Your instructions:
Repeat all entries word for word; skip images.

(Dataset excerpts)
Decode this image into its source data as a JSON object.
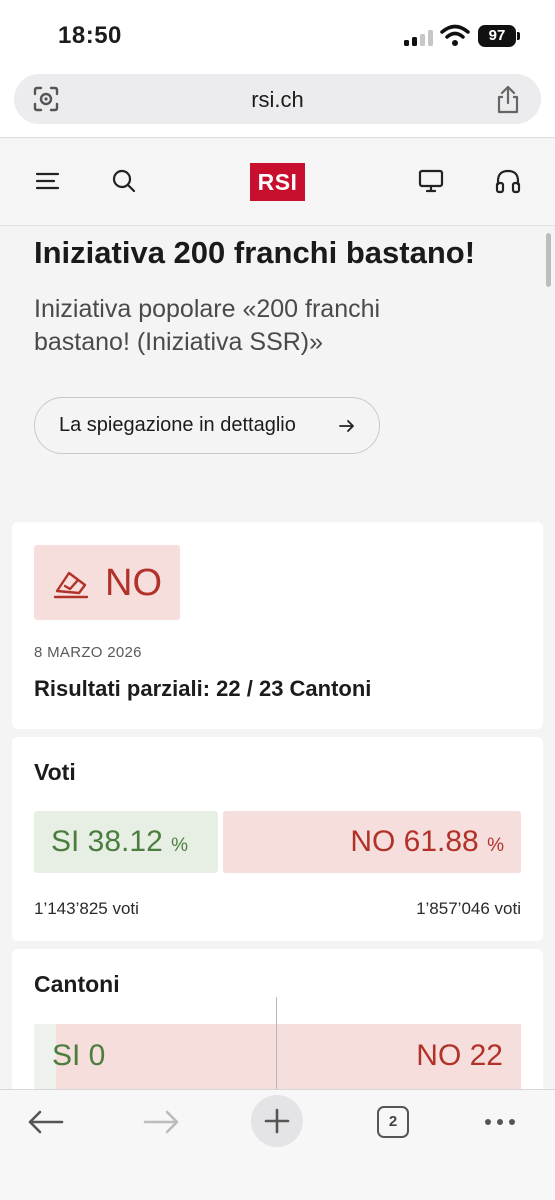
{
  "status_bar": {
    "time": "18:50",
    "battery": "97"
  },
  "browser": {
    "url": "rsi.ch",
    "tab_count": "2"
  },
  "site": {
    "logo_text": "RSI",
    "icons": [
      "menu-icon",
      "search-icon",
      "tv-icon",
      "headphones-icon"
    ]
  },
  "article": {
    "title": "Iniziativa 200 franchi bastano!",
    "subtitle": "Iniziativa popolare «200 franchi bastano! (Iniziativa SSR)»",
    "detail_button": "La spiegazione in dettaglio"
  },
  "result": {
    "outcome": "NO",
    "date": "8 MARZO 2026",
    "partial": "Risultati parziali: 22 / 23 Cantoni"
  },
  "votes": {
    "title": "Voti",
    "si_label": "SI 38.12",
    "no_label": "NO 61.88",
    "pct_symbol": "%",
    "si_votes": "1’143’825 voti",
    "no_votes": "1’857’046 voti",
    "si_share": 38.12,
    "no_share": 61.88
  },
  "cantons": {
    "title": "Cantoni",
    "si_label": "SI 0",
    "no_label": "NO 22",
    "si_count": 0,
    "no_count": 22
  },
  "colors": {
    "rsi_red": "#c8102e",
    "no_red": "#b2322a",
    "no_bg": "#f6dedc",
    "si_green": "#4b7e3e",
    "si_bg": "#e7efe5"
  }
}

Exercise solution:
Decode this image into its source data as a JSON object.
{
  "status_bar": {
    "time": "18:50",
    "battery": "97"
  },
  "browser": {
    "url": "rsi.ch",
    "tab_count": "2"
  },
  "site": {
    "logo_text": "RSI",
    "icons": [
      "menu-icon",
      "search-icon",
      "tv-icon",
      "headphones-icon"
    ]
  },
  "article": {
    "title": "Iniziativa 200 franchi bastano!",
    "subtitle": "Iniziativa popolare «200 franchi bastano! (Iniziativa SSR)»",
    "detail_button": "La spiegazione in dettaglio"
  },
  "result": {
    "outcome": "NO",
    "date": "8 MARZO 2026",
    "partial": "Risultati parziali: 22 / 23 Cantoni"
  },
  "votes": {
    "title": "Voti",
    "si_label": "SI 38.12",
    "no_label": "NO 61.88",
    "pct_symbol": "%",
    "si_votes": "1’143’825 voti",
    "no_votes": "1’857’046 voti",
    "si_share": 38.12,
    "no_share": 61.88
  },
  "cantons": {
    "title": "Cantoni",
    "si_label": "SI 0",
    "no_label": "NO 22",
    "si_count": 0,
    "no_count": 22
  },
  "colors": {
    "rsi_red": "#c8102e",
    "no_red": "#b2322a",
    "no_bg": "#f6dedc",
    "si_green": "#4b7e3e",
    "si_bg": "#e7efe5"
  }
}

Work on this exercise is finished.